India Requests Canada to Discontinue Asylum for Criminal and Secessionist Figures

0
86
Canada News

India has formally requested Canada to stop providing asylum to individuals it considers to be involved in criminal or secessionist activities. This development marks a critical point in the bilateral relations between the two nations, with potential implications for international law, diplomatic interactions, and the global discourse on asylum and human rights.

Background of the Issue

The relationship between India and Canada has been complex and multifaceted, influenced by a range of factors including trade, immigration, and cultural exchanges. However, it has also been periodically strained by issues related to diaspora politics and the alleged support provided to separatist movements within India. The Indian government has expressed concerns over the years that certain groups and individuals based in Canada are actively supporting secessionist movements in India, particularly relating to the state of Punjab.

India’s Stance

The latest request from India specifically targets what it perceives as Canada’s leniency towards granting asylum to figures associated with criminal activities and movements seeking to separate from India. From New Delhi’s perspective, the presence of such individuals in Canada not only poses a direct challenge to India’s sovereignty but also undermines the global fight against terrorism and separatism. The Indian government argues that by providing refuge to these figures, Canada could be seen as indirectly endorsing their activities.

Canada News

Canada’s Position

On the other hand, Canada has a long-standing tradition of providing asylum to those who claim to be at risk of persecution in their home countries. Canadian policies are grounded in the principles of human rights and international law, which include the right to seek asylum from persecution. This position is complicated by the need to balance these principles with the diplomatic relations it maintains with other nations, including India.

The Canadian government has often stated that its asylum processes are rigorous and designed to ensure that they are not misused by individuals seeking to escape lawful prosecution. However, Canada also maintains that it must adhere to its international obligations and the standards of fairness and justice that define its legal and ethical outlook.

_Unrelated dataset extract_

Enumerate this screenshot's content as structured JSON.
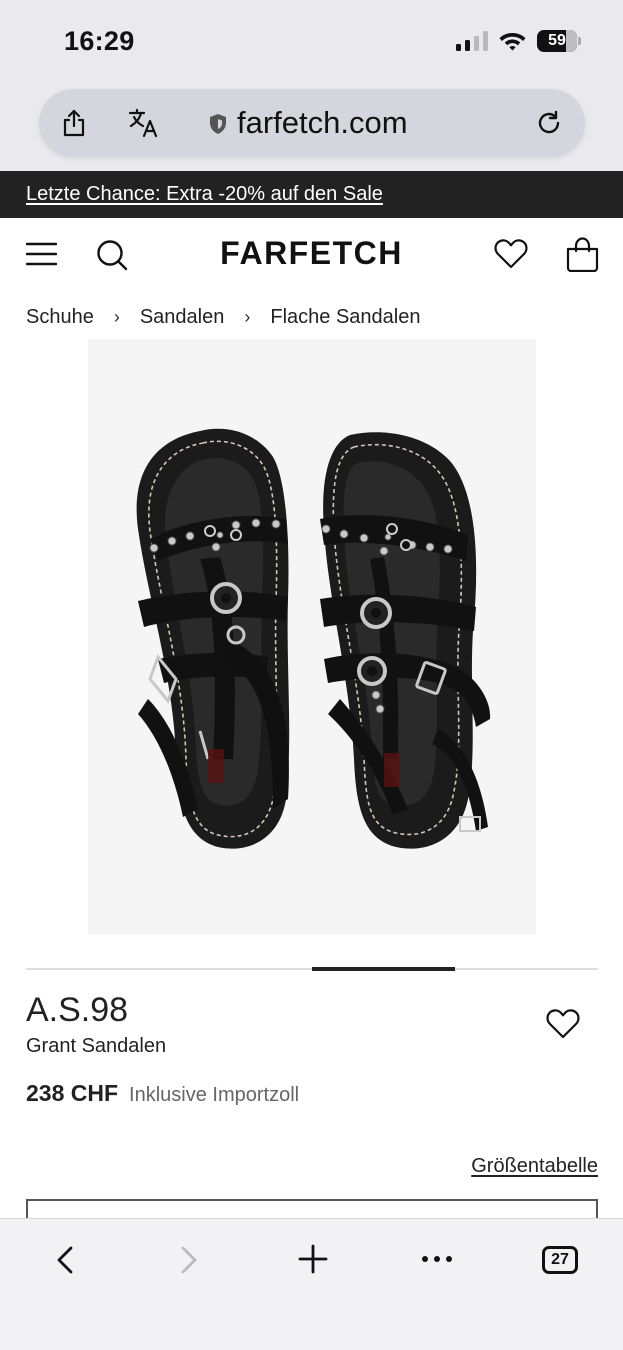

Implications for Bilateral Relations

The request from India places Canada in a delicate position. Acceding to India’s demands could be seen as compromising Canada’s commitment to human rights, particularly if there is insufficient evidence that the individuals in question are indeed involved in criminal activities as defined by international law. On the other hand, refusal to cooperate with India could lead to a cooling of diplomatic ties, affecting various aspects of the bilateral relationship such as trade, defense, and cultural exchanges.

The situation also highlights the broader issues of how asylum is granted and the challenges in distinguishing between political persecution and criminal accountability. Both countries stand at a crossroads where the decisions made could set precedents for how similar situations are handled globally in the future.

Moving Forward

As both nations navigate this diplomatic impasse, it will be crucial for them to engage in open dialogue and possibly seek the mediation of international bodies to ensure that the actions taken are transparent, lawful, and respectful of both international relations and human rights. Enhancing bilateral mechanisms for the exchange of information and increasing cooperation on security issues could also be steps towards resolving such conflicts.

Conclusion

The request from India to Canada to discontinue asylum for certain individuals is not just a bilateral issue but a global one, reflecting the complex interplay between national security, human rights, and international law. How this situation evolves will likely have significant implications for international diplomacy and the global asylum system.